Work to be completed: Each line that includes "true" must be copied from the records.

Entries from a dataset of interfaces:
+---+

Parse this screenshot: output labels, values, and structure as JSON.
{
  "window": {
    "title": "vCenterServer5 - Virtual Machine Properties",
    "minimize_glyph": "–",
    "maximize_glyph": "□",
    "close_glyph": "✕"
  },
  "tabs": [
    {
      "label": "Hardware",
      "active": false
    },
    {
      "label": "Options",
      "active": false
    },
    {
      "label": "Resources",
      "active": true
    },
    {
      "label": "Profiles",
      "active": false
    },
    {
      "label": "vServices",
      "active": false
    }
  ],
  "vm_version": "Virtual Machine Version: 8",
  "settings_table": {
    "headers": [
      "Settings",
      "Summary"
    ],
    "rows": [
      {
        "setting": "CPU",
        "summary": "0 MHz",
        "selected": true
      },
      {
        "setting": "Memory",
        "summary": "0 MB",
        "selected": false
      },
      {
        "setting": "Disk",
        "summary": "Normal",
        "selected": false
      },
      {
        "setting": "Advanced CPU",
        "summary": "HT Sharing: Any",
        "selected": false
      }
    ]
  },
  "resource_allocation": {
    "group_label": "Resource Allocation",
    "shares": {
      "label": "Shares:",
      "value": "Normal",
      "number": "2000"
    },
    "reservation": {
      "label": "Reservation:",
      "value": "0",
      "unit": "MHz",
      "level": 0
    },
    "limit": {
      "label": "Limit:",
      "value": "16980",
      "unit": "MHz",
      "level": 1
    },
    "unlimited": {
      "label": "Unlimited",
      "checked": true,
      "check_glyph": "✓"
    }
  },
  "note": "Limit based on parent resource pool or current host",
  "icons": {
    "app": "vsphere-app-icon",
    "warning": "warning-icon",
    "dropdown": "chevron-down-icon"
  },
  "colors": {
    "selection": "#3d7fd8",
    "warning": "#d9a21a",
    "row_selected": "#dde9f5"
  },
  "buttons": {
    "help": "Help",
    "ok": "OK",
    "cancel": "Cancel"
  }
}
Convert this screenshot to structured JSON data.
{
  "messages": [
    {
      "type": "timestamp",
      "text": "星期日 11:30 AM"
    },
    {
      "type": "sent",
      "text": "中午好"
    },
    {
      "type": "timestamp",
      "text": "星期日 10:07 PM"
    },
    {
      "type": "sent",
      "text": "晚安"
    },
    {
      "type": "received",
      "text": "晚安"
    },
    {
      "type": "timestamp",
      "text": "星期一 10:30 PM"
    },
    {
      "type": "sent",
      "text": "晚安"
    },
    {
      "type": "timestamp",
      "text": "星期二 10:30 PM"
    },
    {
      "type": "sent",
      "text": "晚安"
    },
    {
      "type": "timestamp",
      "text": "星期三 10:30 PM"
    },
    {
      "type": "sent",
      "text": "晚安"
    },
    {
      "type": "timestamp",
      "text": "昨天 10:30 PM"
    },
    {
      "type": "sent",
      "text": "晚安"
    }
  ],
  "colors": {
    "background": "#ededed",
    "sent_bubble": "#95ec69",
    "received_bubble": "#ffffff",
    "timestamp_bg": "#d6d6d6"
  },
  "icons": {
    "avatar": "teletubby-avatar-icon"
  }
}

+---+

Result for this exercise:
      "active": true
        "selected": true
      "checked": true,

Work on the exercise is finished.